◆ **TASK DIRECTIONS**: Before you return the entries below, strip out the pictures and keep all else exact.

-=-=-

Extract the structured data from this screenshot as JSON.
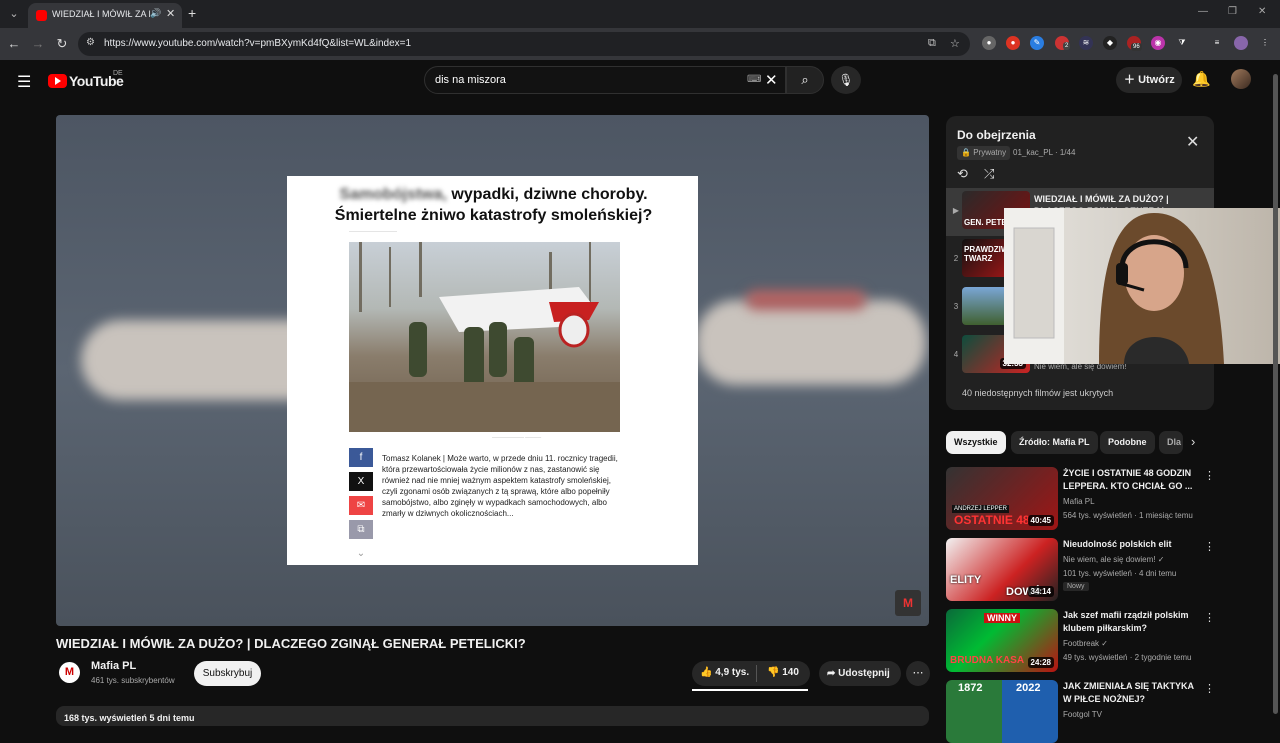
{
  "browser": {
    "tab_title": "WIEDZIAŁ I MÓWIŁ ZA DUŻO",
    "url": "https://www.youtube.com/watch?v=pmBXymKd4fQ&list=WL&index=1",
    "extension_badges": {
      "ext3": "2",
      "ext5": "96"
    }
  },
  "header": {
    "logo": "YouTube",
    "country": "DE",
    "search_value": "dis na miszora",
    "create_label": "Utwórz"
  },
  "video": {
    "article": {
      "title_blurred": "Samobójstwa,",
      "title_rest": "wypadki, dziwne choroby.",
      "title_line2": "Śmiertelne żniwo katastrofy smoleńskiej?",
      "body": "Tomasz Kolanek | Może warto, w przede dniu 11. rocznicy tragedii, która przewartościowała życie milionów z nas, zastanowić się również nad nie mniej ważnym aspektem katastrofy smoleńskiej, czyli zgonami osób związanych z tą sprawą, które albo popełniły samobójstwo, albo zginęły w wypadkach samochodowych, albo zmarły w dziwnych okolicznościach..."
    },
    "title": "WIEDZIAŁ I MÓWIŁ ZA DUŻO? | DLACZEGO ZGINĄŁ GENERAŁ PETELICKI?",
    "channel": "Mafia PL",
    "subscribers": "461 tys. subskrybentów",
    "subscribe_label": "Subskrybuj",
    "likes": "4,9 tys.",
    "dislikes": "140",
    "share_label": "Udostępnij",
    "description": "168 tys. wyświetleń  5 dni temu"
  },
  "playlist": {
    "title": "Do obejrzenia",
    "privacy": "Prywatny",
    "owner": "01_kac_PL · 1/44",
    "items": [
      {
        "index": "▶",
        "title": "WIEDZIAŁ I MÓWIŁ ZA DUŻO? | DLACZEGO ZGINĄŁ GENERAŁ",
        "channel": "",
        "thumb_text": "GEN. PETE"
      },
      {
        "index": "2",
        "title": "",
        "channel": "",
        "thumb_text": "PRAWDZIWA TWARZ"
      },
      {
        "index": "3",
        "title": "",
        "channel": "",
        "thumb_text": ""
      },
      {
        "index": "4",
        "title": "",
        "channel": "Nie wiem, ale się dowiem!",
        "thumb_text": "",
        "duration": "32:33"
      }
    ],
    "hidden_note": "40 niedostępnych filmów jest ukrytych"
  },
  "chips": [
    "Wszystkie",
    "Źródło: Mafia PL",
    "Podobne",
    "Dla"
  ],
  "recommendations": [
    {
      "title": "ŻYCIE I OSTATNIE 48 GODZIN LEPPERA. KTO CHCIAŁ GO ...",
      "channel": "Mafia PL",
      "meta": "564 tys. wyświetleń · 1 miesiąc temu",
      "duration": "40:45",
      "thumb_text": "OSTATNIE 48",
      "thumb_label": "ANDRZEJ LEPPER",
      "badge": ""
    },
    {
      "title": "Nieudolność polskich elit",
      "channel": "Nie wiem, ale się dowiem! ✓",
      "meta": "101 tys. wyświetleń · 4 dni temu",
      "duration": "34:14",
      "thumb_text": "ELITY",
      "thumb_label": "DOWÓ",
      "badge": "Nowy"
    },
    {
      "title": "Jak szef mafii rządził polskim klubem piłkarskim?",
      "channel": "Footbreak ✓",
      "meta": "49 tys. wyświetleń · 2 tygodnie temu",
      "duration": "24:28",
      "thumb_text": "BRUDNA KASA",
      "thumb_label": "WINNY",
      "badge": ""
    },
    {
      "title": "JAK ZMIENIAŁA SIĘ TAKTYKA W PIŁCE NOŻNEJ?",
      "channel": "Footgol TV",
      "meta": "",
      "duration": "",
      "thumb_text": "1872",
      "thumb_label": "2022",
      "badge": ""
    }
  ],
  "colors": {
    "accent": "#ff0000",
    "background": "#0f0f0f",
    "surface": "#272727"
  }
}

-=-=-

◆ **ANSWER SPACE**:
Extract the structured data from this screenshot as JSON.
{
  "browser": {
    "tab_title": "WIEDZIAŁ I MÓWIŁ ZA DUŻO",
    "url": "https://www.youtube.com/watch?v=pmBXymKd4fQ&list=WL&index=1",
    "extension_badges": {
      "ext3": "2",
      "ext5": "96"
    }
  },
  "header": {
    "logo": "YouTube",
    "country": "DE",
    "search_value": "dis na miszora",
    "create_label": "Utwórz"
  },
  "video": {
    "article": {
      "title_blurred": "Samobójstwa,",
      "title_rest": "wypadki, dziwne choroby.",
      "title_line2": "Śmiertelne żniwo katastrofy smoleńskiej?",
      "body": "Tomasz Kolanek | Może warto, w przede dniu 11. rocznicy tragedii, która przewartościowała życie milionów z nas, zastanowić się również nad nie mniej ważnym aspektem katastrofy smoleńskiej, czyli zgonami osób związanych z tą sprawą, które albo popełniły samobójstwo, albo zginęły w wypadkach samochodowych, albo zmarły w dziwnych okolicznościach..."
    },
    "title": "WIEDZIAŁ I MÓWIŁ ZA DUŻO? | DLACZEGO ZGINĄŁ GENERAŁ PETELICKI?",
    "channel": "Mafia PL",
    "subscribers": "461 tys. subskrybentów",
    "subscribe_label": "Subskrybuj",
    "likes": "4,9 tys.",
    "dislikes": "140",
    "share_label": "Udostępnij",
    "description": "168 tys. wyświetleń  5 dni temu"
  },
  "playlist": {
    "title": "Do obejrzenia",
    "privacy": "Prywatny",
    "owner": "01_kac_PL · 1/44",
    "items": [
      {
        "index": "▶",
        "title": "WIEDZIAŁ I MÓWIŁ ZA DUŻO? | DLACZEGO ZGINĄŁ GENERAŁ",
        "channel": "",
        "thumb_text": "GEN. PETE"
      },
      {
        "index": "2",
        "title": "",
        "channel": "",
        "thumb_text": "PRAWDZIWA TWARZ"
      },
      {
        "index": "3",
        "title": "",
        "channel": "",
        "thumb_text": ""
      },
      {
        "index": "4",
        "title": "",
        "channel": "Nie wiem, ale się dowiem!",
        "thumb_text": "",
        "duration": "32:33"
      }
    ],
    "hidden_note": "40 niedostępnych filmów jest ukrytych"
  },
  "chips": [
    "Wszystkie",
    "Źródło: Mafia PL",
    "Podobne",
    "Dla"
  ],
  "recommendations": [
    {
      "title": "ŻYCIE I OSTATNIE 48 GODZIN LEPPERA. KTO CHCIAŁ GO ...",
      "channel": "Mafia PL",
      "meta": "564 tys. wyświetleń · 1 miesiąc temu",
      "duration": "40:45",
      "thumb_text": "OSTATNIE 48",
      "thumb_label": "ANDRZEJ LEPPER",
      "badge": ""
    },
    {
      "title": "Nieudolność polskich elit",
      "channel": "Nie wiem, ale się dowiem! ✓",
      "meta": "101 tys. wyświetleń · 4 dni temu",
      "duration": "34:14",
      "thumb_text": "ELITY",
      "thumb_label": "DOWÓ",
      "badge": "Nowy"
    },
    {
      "title": "Jak szef mafii rządził polskim klubem piłkarskim?",
      "channel": "Footbreak ✓",
      "meta": "49 tys. wyświetleń · 2 tygodnie temu",
      "duration": "24:28",
      "thumb_text": "BRUDNA KASA",
      "thumb_label": "WINNY",
      "badge": ""
    },
    {
      "title": "JAK ZMIENIAŁA SIĘ TAKTYKA W PIŁCE NOŻNEJ?",
      "channel": "Footgol TV",
      "meta": "",
      "duration": "",
      "thumb_text": "1872",
      "thumb_label": "2022",
      "badge": ""
    }
  ],
  "colors": {
    "accent": "#ff0000",
    "background": "#0f0f0f",
    "surface": "#272727"
  }
}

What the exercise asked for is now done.